I love finding out about new ABCFam movies…it’s like, what not-lately-seen ABC actors will be randomly thrown together into a romance? Aaaaha, Sara Rue and Barry Watson, of course. Oozing with chemistry, those two together. Do you think ABCFam has some kind of algorithm they use for casting?
I just recently began to like Barry Watson after years of dislike fueled by 7th Heaven (which, yes, I did watch all the way into college when the “series finale” revealed that the majority of the siblings would be procreating at the same time…and then the series ended up coming back for another season…which I also watched), through when I lived with Kate and she defended him and told me to watch What About Brian, till present day when I finally did watch What About Brian and then rewatched Samantha Who? (both on Netflix right now) and finally liked him. But ABC, please just give him another show and don’t make him play a robot-like future man who is made to wear a trenchcoat to represent his being from the future. I mean, I could go on about wardrobe and product placement in these movies, but you’ll have to watch for yourself– that’s HALF THE FUN.
A) Rock the front page of the Chicago Tribune.
For a better shot of me in all my glory, go to image 16 in this slideshow. I’m the happy person in the back. My presence, along with Odette’s, on the cover of this stupendous paper, prompted my boss to include me in this blog post.

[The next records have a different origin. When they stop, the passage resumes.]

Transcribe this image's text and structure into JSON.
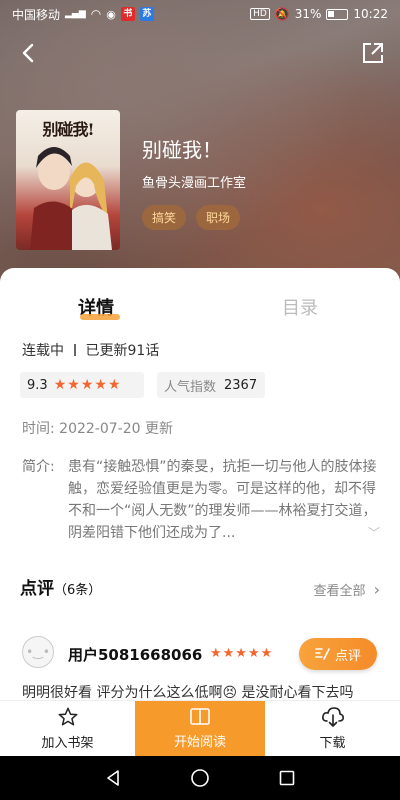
{
  "status_bar": {
    "carrier": "中国移动",
    "signal": "4G",
    "battery": "31%",
    "time": "10:22",
    "hd": "HD"
  },
  "comic": {
    "cover_title": "别碰我!",
    "title": "别碰我！",
    "author": "鱼骨头漫画工作室",
    "tags": [
      "搞笑",
      "职场"
    ]
  },
  "tabs": {
    "detail": "详情",
    "catalog": "目录"
  },
  "info": {
    "serial_status": "连载中",
    "updated": "已更新91话",
    "rating": "9.3",
    "rating_stars": 5,
    "popularity_label": "人气指数",
    "popularity_value": "2367",
    "time_label": "时间:",
    "time_value": "2022-07-20 更新",
    "intro_label": "简介:",
    "intro_text": "患有“接触恐惧”的秦旻，抗拒一切与他人的肢体接触，恋爱经验值更是为零。可是这样的他，却不得不和一个“阅人无数”的理发师——林裕夏打交道，阴差阳错下他们还成为了..."
  },
  "reviews": {
    "title": "点评",
    "count": "（6条）",
    "view_all": "查看全部",
    "comment_button": "点评",
    "items": [
      {
        "user": "用户5081668066",
        "stars": 5,
        "text": "明明很好看 评分为什么这么低啊😣 是没耐心看下去吗"
      }
    ]
  },
  "actions": {
    "add_shelf": "加入书架",
    "start_read": "开始阅读",
    "download": "下载"
  },
  "colors": {
    "accent": "#f69a2c",
    "star": "#f4652f"
  }
}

B) Work on this video.
Jim Parsons of The Big Bang Theory and Lee Pace of Pushing Daisies under one roof? Yes please. (Also Ellen Barkin).
Is Roger Federer over? For Anna Wintour’s sake, I hope not.

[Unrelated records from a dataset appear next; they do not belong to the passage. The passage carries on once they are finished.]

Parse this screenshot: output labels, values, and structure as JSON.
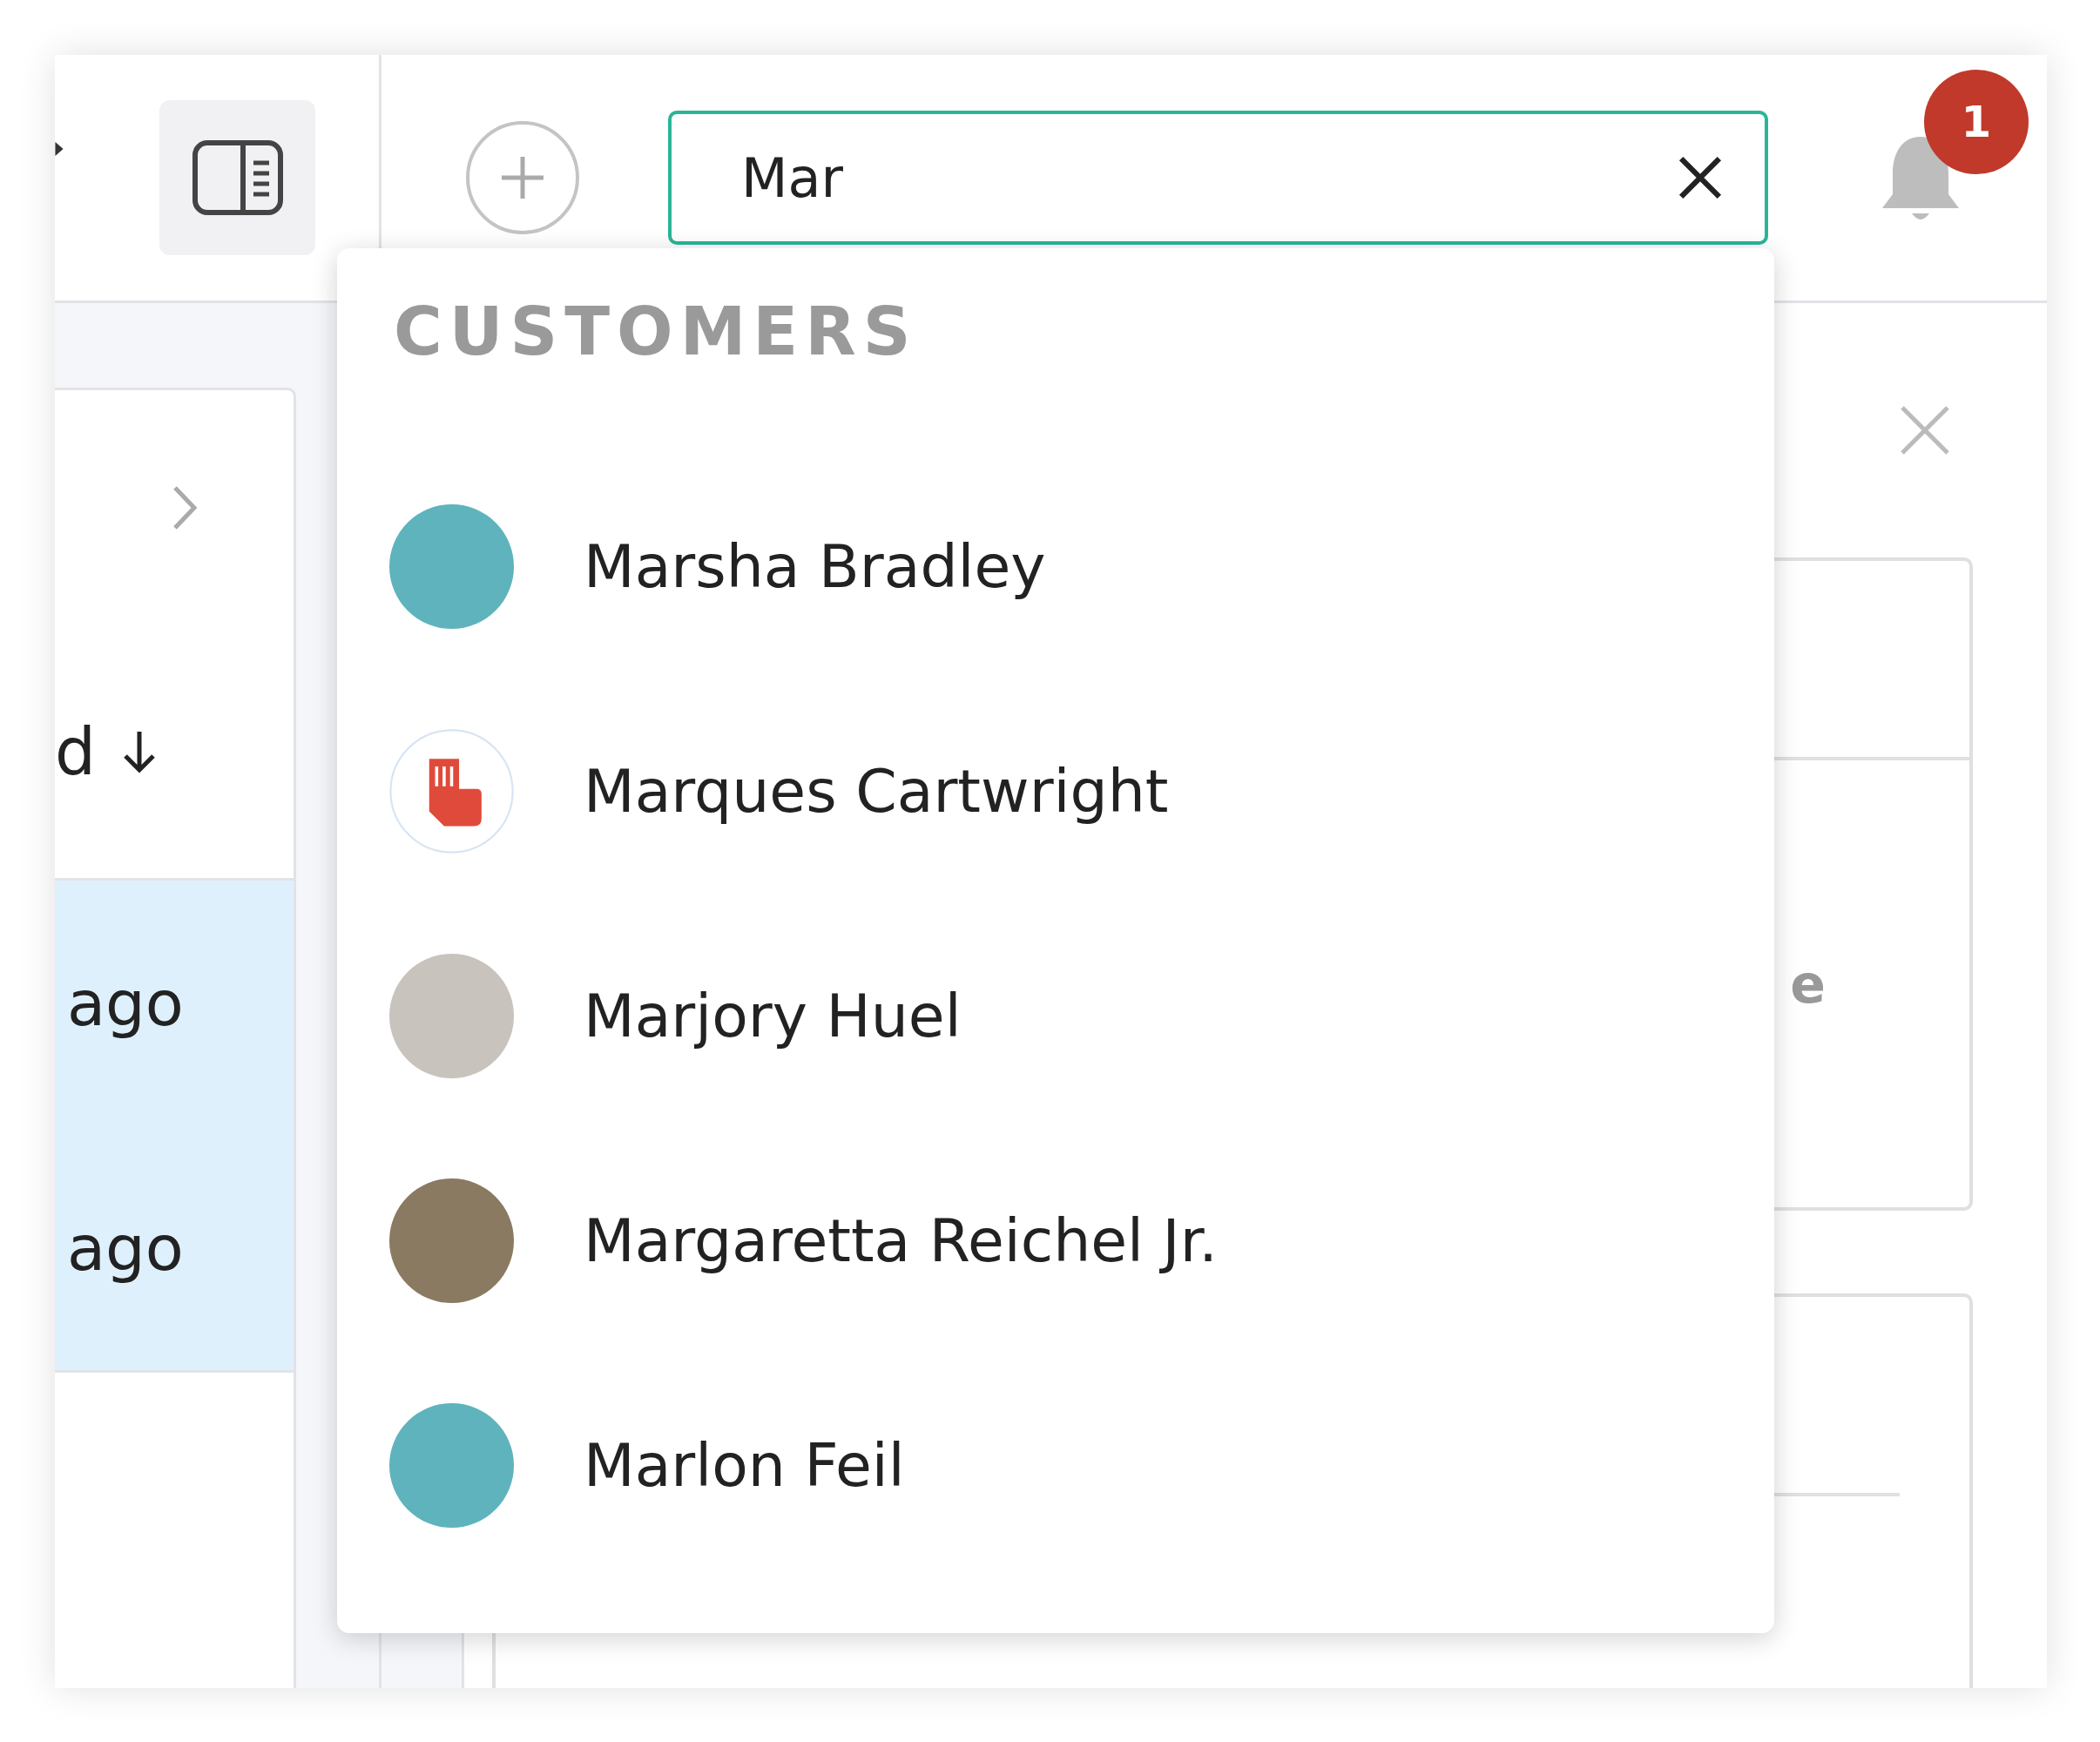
{
  "sidebar": {
    "sort_label": "d",
    "rows": [
      {
        "text": "ago",
        "selected": true
      },
      {
        "text": "ago",
        "selected": true
      }
    ]
  },
  "search": {
    "value": "Mar"
  },
  "notifications": {
    "badge": "1"
  },
  "results": {
    "heading": "CUSTOMERS",
    "customers": [
      {
        "name": "Marsha Bradley",
        "kind": "photo"
      },
      {
        "name": "Marques Cartwright",
        "kind": "logo"
      },
      {
        "name": "Marjory Huel",
        "kind": "photo"
      },
      {
        "name": "Margaretta Reichel Jr.",
        "kind": "photo"
      },
      {
        "name": "Marlon Feil",
        "kind": "photo"
      }
    ]
  },
  "detail": {
    "text": "e"
  }
}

Willie Nelson is both the subject of a documentary directed by none other than Billy Bob Thorton, and a drug bust for marijuana (again), where a judge JOKINGLY said that if he sang a song, he could go free.
Atlantis for realz?! I hope so.
There’s dramz involving Etta James’ estate. I really really hope this gets wrapped up in a way that would make her happy, because this is just too sad.
Miles Davis biopic. If anyone can do it, it’s Don Cheadle. Not to be a downer, but it’s rarely easy to sum up a life in a movie.
The funnest of facts about the Toy Story trilogy. But one of the most interesting facts isn’t even about Toy Story or its sequels; did you know that Alice and Wonderland is the sixth highest grossing movie of all-time. Yea, that weird Tim Burton remake version.
The New York Times is reviewing children’s books online. Legitimating the genre, or responding to Park Slope parents?
Take me here now please. More shots at the jump. It’s Switzerland, of course.
This exhibit of photos of African American images of beauty from the 1890s to Present looks awesome
B. Deck’s cut her hair and it looks good!
I need more information about this product, specifically, where I can get one:
From her biography, which I still haven’t read; please, Jessie, just leave it at my house and I will roll through it.
These plans for the New York City waterfront look excellent.
Black Orpheus is an amazing movie, and this breakdown of how to “live in it” can make you too feel as though you’re in Brazil during Carnivale.
Jello is super cool. Here are a few more reasons to love it. I fondly remember my family reunion in Iowa in ’98 where we were served green jello with marshmallows and I just…gaped.
To Paul Simon’s new album.
LOOK & LISTEN
Cab drivers are required to pick you up if their light is on. KNOW THE LAW.
New York, way back when. It looks almost fake.
Marcel gets his own show…on SyFy. Dear god. It gets better: the show is called Marcel’s Quantum Kitchen.
Nicole Miller tv. She was the first designer I remember being enticed by through advertising. I wanted that skirt made of ties.
Jennifer Aniston “sex tape.” Not to take away from her accomplishments, but I do wonder if she would have been as famous without Brad, and vice versa. Probs not. It really is the Eddie Fisher – Elizabeth Taylor – Debbie Reynolds love triangle of the 21st century.
David Letterman is a creeper and you can see so yourself by watching these clips of him checking out his lady guests. But like, what else is new?